Importance of Earth Observation Satellites in Glaciology and Hydrology
Earth observation satellites have revolutionized the way we study and understand the Earth’s systems. In particular, they have played a crucial role in advancing our knowledge of glaciology and hydrology. These two fields are closely linked, as changes in glaciers and ice sheets can have significant impacts on the hydrological cycle and water resources.
One of the main advantages of using Earth observation satellites in glaciology and hydrology is their ability to provide a global perspective. Satellites can monitor large areas of the Earth’s surface at once, allowing scientists to study changes in glaciers and water resources on a global scale. This is particularly important for understanding the impacts of climate change, which is causing rapid changes in the Earth’s cryosphere and hydrological systems.

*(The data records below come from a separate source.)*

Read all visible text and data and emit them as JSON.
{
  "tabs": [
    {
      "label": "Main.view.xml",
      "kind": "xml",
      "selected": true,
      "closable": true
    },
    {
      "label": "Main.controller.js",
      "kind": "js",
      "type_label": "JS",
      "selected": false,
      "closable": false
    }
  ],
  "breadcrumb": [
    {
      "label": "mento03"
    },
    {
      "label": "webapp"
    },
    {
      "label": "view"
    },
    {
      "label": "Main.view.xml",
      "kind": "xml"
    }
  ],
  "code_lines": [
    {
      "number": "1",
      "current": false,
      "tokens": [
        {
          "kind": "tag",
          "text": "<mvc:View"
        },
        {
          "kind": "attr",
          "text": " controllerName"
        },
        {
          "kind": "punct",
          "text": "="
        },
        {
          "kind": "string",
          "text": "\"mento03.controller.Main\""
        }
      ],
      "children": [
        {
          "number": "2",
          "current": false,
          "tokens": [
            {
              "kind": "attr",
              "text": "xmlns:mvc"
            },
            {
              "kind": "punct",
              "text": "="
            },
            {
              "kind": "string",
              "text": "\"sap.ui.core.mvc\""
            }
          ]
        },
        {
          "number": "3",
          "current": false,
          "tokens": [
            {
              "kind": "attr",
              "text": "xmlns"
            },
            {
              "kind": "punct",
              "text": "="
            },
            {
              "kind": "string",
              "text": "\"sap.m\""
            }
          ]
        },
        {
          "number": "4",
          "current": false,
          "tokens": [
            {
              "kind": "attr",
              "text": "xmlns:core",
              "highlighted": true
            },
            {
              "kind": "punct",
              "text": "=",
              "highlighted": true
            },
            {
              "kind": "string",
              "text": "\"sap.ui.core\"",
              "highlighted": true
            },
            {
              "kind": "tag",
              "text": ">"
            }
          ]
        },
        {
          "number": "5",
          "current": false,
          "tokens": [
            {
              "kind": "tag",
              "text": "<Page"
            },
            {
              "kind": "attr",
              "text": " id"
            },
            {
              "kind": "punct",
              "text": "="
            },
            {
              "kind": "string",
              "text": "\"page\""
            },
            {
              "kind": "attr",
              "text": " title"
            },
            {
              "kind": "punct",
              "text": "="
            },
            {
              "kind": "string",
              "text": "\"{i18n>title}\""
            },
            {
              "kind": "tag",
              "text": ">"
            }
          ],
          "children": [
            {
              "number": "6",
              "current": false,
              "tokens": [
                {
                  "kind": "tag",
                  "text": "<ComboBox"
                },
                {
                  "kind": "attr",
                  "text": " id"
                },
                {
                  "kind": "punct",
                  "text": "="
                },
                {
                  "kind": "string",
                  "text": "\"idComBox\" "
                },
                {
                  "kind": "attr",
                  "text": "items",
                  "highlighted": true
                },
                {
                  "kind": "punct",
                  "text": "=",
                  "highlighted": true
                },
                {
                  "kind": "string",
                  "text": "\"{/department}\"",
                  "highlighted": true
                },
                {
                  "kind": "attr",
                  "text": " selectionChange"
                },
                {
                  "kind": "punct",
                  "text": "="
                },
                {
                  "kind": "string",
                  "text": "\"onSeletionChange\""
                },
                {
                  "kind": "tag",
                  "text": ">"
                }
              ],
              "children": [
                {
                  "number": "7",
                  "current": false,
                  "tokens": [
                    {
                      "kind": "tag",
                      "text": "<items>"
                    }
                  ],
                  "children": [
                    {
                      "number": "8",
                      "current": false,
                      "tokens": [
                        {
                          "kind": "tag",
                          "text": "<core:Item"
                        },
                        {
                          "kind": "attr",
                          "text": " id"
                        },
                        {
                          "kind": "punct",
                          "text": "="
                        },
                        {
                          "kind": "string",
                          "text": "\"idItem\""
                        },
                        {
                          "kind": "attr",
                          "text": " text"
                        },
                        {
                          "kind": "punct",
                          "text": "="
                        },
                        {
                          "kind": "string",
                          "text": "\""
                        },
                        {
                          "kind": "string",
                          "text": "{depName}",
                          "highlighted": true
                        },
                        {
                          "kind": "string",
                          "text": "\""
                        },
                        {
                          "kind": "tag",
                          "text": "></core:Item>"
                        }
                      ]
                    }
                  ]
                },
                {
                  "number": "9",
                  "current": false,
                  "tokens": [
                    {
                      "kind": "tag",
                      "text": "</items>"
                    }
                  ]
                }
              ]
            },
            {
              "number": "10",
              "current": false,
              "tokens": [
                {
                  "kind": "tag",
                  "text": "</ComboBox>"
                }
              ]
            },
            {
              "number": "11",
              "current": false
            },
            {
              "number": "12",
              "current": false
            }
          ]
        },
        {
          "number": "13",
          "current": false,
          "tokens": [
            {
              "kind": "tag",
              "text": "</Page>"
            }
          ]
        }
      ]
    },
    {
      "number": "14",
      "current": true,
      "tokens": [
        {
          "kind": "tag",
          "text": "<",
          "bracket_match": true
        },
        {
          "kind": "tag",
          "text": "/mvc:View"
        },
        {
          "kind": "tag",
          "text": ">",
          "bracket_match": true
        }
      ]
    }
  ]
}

Satellites can also provide data on a regular basis, allowing scientists to track changes over time. This is important for understanding the long-term trends in glaciology and hydrology, as well as for predicting future changes. For example, satellites can be used to monitor the mass balance of glaciers, which is the difference between the amount of snow and ice that accumulates on a glacier and the amount that melts or flows out. By tracking changes in mass balance over time, scientists can determine whether a glacier is growing or shrinking, and how much water it is contributing to the hydrological system.
Another advantage of using Earth observation satellites is their ability to provide data in areas that are difficult to access. Glaciers and ice sheets are often located in remote and inaccessible regions, making it difficult for scientists to collect data on the ground. Satellites can provide data on these regions, allowing scientists to study changes in glaciers and ice sheets that would otherwise be impossible to observe.
Satellites can also provide data on a range of variables that are important for understanding glaciology and hydrology. For example, they can measure the thickness and extent of ice sheets, the velocity of glaciers, and the amount of snow cover on the ground. They can also provide data on the temperature and salinity of the ocean, which are important for understanding the dynamics of the hydrological cycle.
In addition to providing data, Earth observation satellites can also be used to validate and improve models of glaciology and hydrology. Models are used to simulate the behavior of glaciers and water resources under different scenarios, such as changes in climate or land use. By comparing the output of models with satellite data, scientists can determine how well the models are performing and identify areas where improvements are needed.
Overall, the role of Earth observation satellites in glaciology and hydrology is crucial for understanding the Earth’s systems and predicting future changes. Satellites provide a global perspective, regular data, and data in difficult-to-access regions. They also provide data on a range of variables that are important for understanding glaciology and hydrology, and can be used to validate and improve models. As the impacts of climate change continue to be felt around the world, the importance of Earth observation satellites in these fields will only continue to grow.